• Vatican City!

    Vatican City: Vatican Museums. Go Now!

    Vatican City
    The smallest country in the world offers the heart of Catholicism and among the world's finest art collections, including the Sistine Chapel and the Raphael Rooms (ceiling pictured). Go to Vatican City!

  • Macedonia!

    Macedonia: Traditional architecture. Go Now!

    Macedonia
    Macedonia is a country still finding its unique identity, but its architecture is already one of a kind. Explore Macedonia!

  • Netherlands!

    Netherlands: Wooden shoes. Go Now!

    Netherlands
    This low country might be small, but it maintains a unique place in history and culture. Explore the Netherlands!

  • Austria!

    Austria: Belvedere Palace. Go Now!

    Austria
    Belvedere Palace (pictured) is just one of many palaces found in Vienna. The capital is a good start to Austria, which also features the Alps, the Lakes District, and incredible history & food. Go Now!

  • Ukraine!

    Ukraine: Traditional Village. Go Now!

    Ukraine
    Ukrainian culture is based on village life, particularly that found in the Carpathian Mountains (pictured). Begin Your Journey!

  • Latvia!

    Latvia: Art Nouveau in Riga.

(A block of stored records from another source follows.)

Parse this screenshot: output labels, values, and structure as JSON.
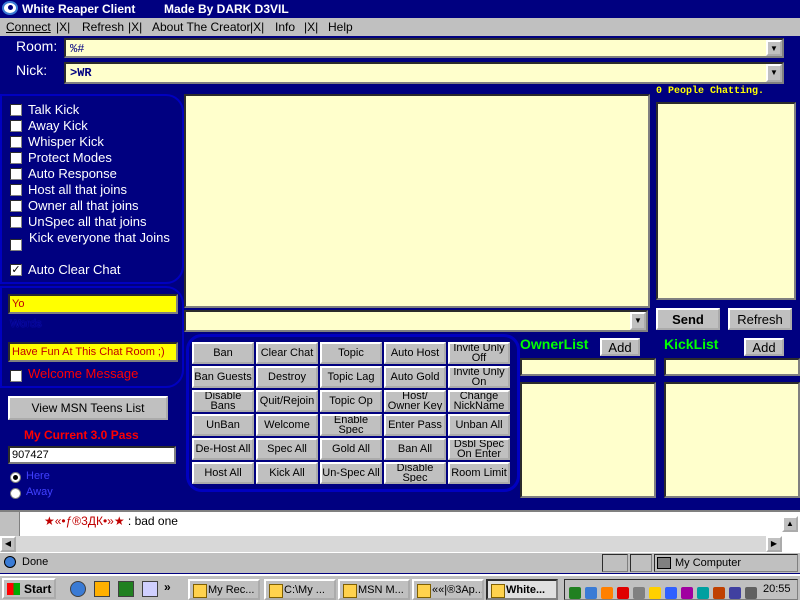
{
  "window": {
    "title": "White Reaper Client",
    "subtitle": "Made By DARK D3VIL"
  },
  "menu": [
    {
      "label": "Connect"
    },
    {
      "label": "Refresh"
    },
    {
      "label": "About The Creator"
    },
    {
      "label": "Info"
    },
    {
      "label": "Help"
    }
  ],
  "menu_separator": "|X|",
  "room": {
    "label": "Room:",
    "value": "%#"
  },
  "nick": {
    "label": "Nick:",
    "value": ">WR"
  },
  "options": [
    {
      "label": "Talk Kick",
      "checked": false
    },
    {
      "label": "Away Kick",
      "checked": false
    },
    {
      "label": "Whisper Kick",
      "checked": false
    },
    {
      "label": "Protect Modes",
      "checked": false
    },
    {
      "label": "Auto Response",
      "checked": false
    },
    {
      "label": "Host all that joins",
      "checked": false
    },
    {
      "label": "Owner all that joins",
      "checked": false
    },
    {
      "label": "UnSpec all that joins",
      "checked": false
    },
    {
      "label": "Kick everyone that Joins",
      "checked": false
    },
    {
      "label": "Auto Clear Chat",
      "checked": true
    }
  ],
  "response": {
    "value": "Yo",
    "label": "Words"
  },
  "welcome": {
    "value": "Have Fun At This Chat Room ;)",
    "label": "Welcome Message"
  },
  "view_list_button": "View MSN Teens List",
  "pass": {
    "label": "My Current 3.0 Pass",
    "value": "907427"
  },
  "status": {
    "here": "Here",
    "away": "Away"
  },
  "people_count": "0 People Chatting.",
  "send_button": "Send",
  "refresh_button": "Refresh",
  "grid_buttons": [
    [
      "Ban",
      "Clear Chat",
      "Topic",
      "Auto Host",
      "Invite Unly Off"
    ],
    [
      "Ban Guests",
      "Destroy",
      "Topic Lag",
      "Auto Gold",
      "Invite Unly On"
    ],
    [
      "Disable Bans",
      "Quit/Rejoin",
      "Topic Op",
      "Host/ Owner Key",
      "Change NickName"
    ],
    [
      "UnBan",
      "Welcome",
      "Enable Spec",
      "Enter Pass",
      "Unban All"
    ],
    [
      "De-Host All",
      "Spec All",
      "Gold All",
      "Ban All",
      "Dsbl Spec On Enter"
    ],
    [
      "Host All",
      "Kick All",
      "Un-Spec All",
      "Disable Spec",
      "Room Limit"
    ]
  ],
  "ownerlist": {
    "label": "OwnerList",
    "add": "Add"
  },
  "kicklist": {
    "label": "KickList",
    "add": "Add"
  },
  "log": {
    "line1_name": "★«•ƒ®3ДК•»★",
    "line1_text": " : bad one"
  },
  "statusbar": {
    "text": "Done",
    "zone": "My Computer"
  },
  "taskbar": {
    "start": "Start",
    "tasks": [
      "My Rec...",
      "C:\\My ...",
      "MSN M...",
      "««|®3Ap...",
      "White..."
    ],
    "clock": "20:55"
  },
  "colors": {
    "navy": "#000080",
    "cream": "#ffffcc",
    "yellow": "#ffff00",
    "green": "#00ff00",
    "red": "#ff0000"
  }
}
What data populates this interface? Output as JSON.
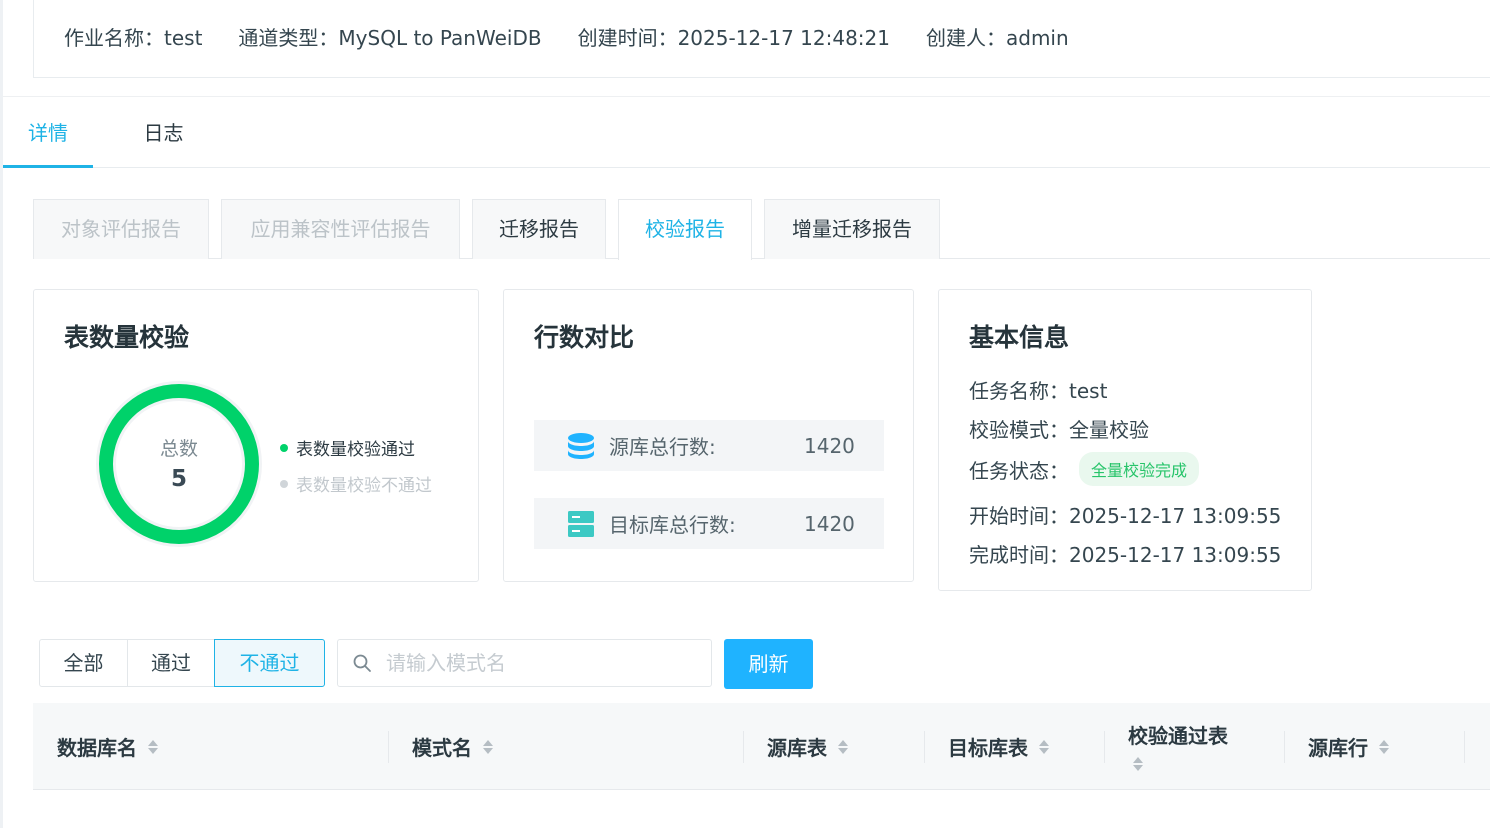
{
  "header": {
    "job_name": "作业名称：test",
    "channel_type": "通道类型：MySQL to PanWeiDB",
    "created_time": "创建时间：2025-12-17 12:48:21",
    "creator": "创建人：admin"
  },
  "main_tabs": [
    "详情",
    "日志"
  ],
  "report_tabs": [
    "对象评估报告",
    "应用兼容性评估报告",
    "迁移报告",
    "校验报告",
    "增量迁移报告"
  ],
  "table_check": {
    "title": "表数量校验",
    "total_label": "总数",
    "total_value": "5",
    "passed_fraction": 1.0,
    "legend_pass": "表数量校验通过",
    "legend_fail": "表数量校验不通过",
    "colors": {
      "pass": "#00d26a",
      "fail": "#d0d5d9"
    }
  },
  "row_compare": {
    "title": "行数对比",
    "source_icon": "database-icon",
    "source_label": "源库总行数:",
    "source_value": "1420",
    "target_icon": "server-icon",
    "target_label": "目标库总行数:",
    "target_value": "1420"
  },
  "basic_info": {
    "title": "基本信息",
    "task_name": "任务名称：test",
    "check_mode": "校验模式：全量校验",
    "task_status_label": "任务状态：",
    "task_status": "全量校验完成",
    "start_time": "开始时间：2025-12-17 13:09:55",
    "finish_time": "完成时间：2025-12-17 13:09:55"
  },
  "filters": {
    "all": "全部",
    "pass": "通过",
    "fail": "不通过",
    "active": "不通过",
    "search_placeholder": "请输入模式名",
    "refresh": "刷新"
  },
  "table": {
    "columns": [
      "数据库名",
      "模式名",
      "源库表",
      "目标库表",
      "校验通过表",
      "源库行"
    ]
  },
  "colors": {
    "accent": "#1fb3e6",
    "button": "#1fb3ff",
    "success": "#00d26a"
  }
}
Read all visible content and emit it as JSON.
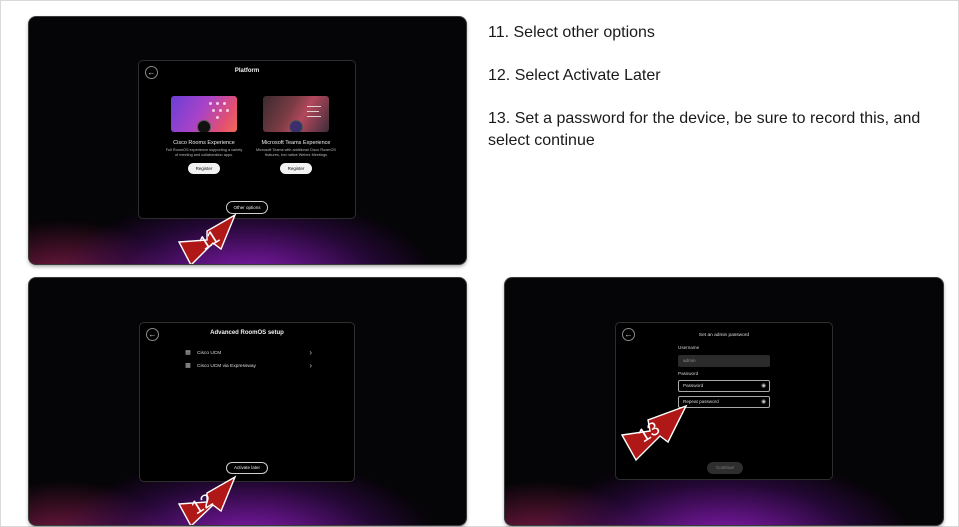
{
  "instructions": {
    "step_11": "11. Select other options",
    "step_12": "12. Select Activate Later",
    "step_13": "13. Set a password for the device, be sure to record this, and select continue"
  },
  "screenshot_1": {
    "title": "Platform",
    "back_icon": "arrow-left-icon",
    "cards": [
      {
        "title": "Cisco Rooms Experience",
        "description": "Full RoomOS experience supporting a variety of meeting and collaboration apps.",
        "button": "Register"
      },
      {
        "title": "Microsoft Teams Experience",
        "description": "Microsoft Teams with additional Cisco RoomOS features, incl native Webex Meetings",
        "button": "Register"
      }
    ],
    "other_options_button": "Other options",
    "callout_number": "11"
  },
  "screenshot_2": {
    "title": "Advanced RoomOS setup",
    "back_icon": "arrow-left-icon",
    "options": [
      {
        "label": "Cisco UCM",
        "icon": "building-icon"
      },
      {
        "label": "Cisco UCM via Expressway",
        "icon": "cloud-building-icon"
      }
    ],
    "activate_later_button": "Activate later",
    "callout_number": "12"
  },
  "screenshot_3": {
    "title": "Set an admin password",
    "back_icon": "arrow-left-icon",
    "username_label": "Username",
    "username_value": "admin",
    "password_label": "Password",
    "password_placeholder": "Password",
    "repeat_password_placeholder": "Repeat password",
    "continue_button": "Continue",
    "callout_number": "13"
  },
  "colors": {
    "callout_arrow": "#b01818",
    "glow_purple": "#9620c8",
    "glow_magenta": "#c82870"
  }
}
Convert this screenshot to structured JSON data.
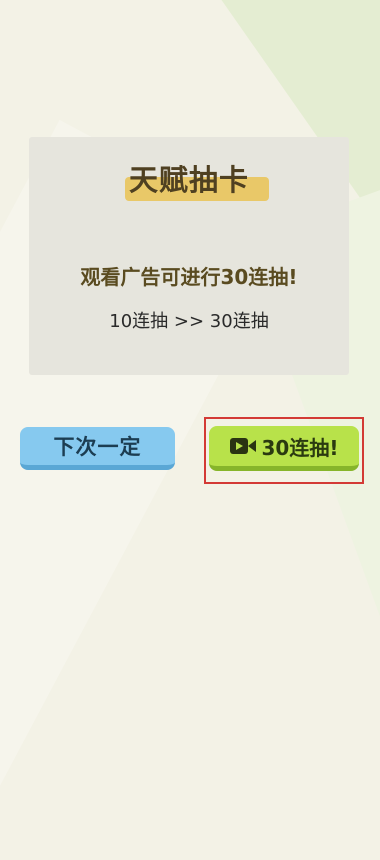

Go Now!

    Latvia
    Latvia is small, but has a diverse history, foods, and architecture (shown), which includes aspects from both Eastern and Western Europe. Begin Your Journey!

History of San Marino

The country of San Marino is said to have been founded in 301 AD when St. Marinus left his home off the Dalmatian coast (present-day Croatia) to escape religious persecution. The Christian St. Marinus eventually settled near Mt. Titano, which is today the location of San Marino.

Over the next few millennia, the Christian community at the base of Mt. Titano grew and in 1631 was recognized as an independent country by the Pope. When Napoleon invaded the Italian Peninsula in the late 1700s a regent from San Marino befriended Napoleon and hence guaranteed his country's freedom.

In the 1800s, as Italy was being slowly unified, San Marino served as a safe haven for those who supported unification. Due to this support, once the peninsula was unified, San Marino was granted its request to remain independent.

During World War I, San Marino remained neutral, a decision that created tension, but no violence, with Italy. San Marino again remained neutral during World War II (WWII), but was still bombed by the British as there was a belief that the Nazis were using the country as a weapons stronghold.

San Marino joined the Council of Europe in the 1980s and the United Nations in the 1990s, but has not elected to join the European Union (EU).

This page was last updated: March, 2013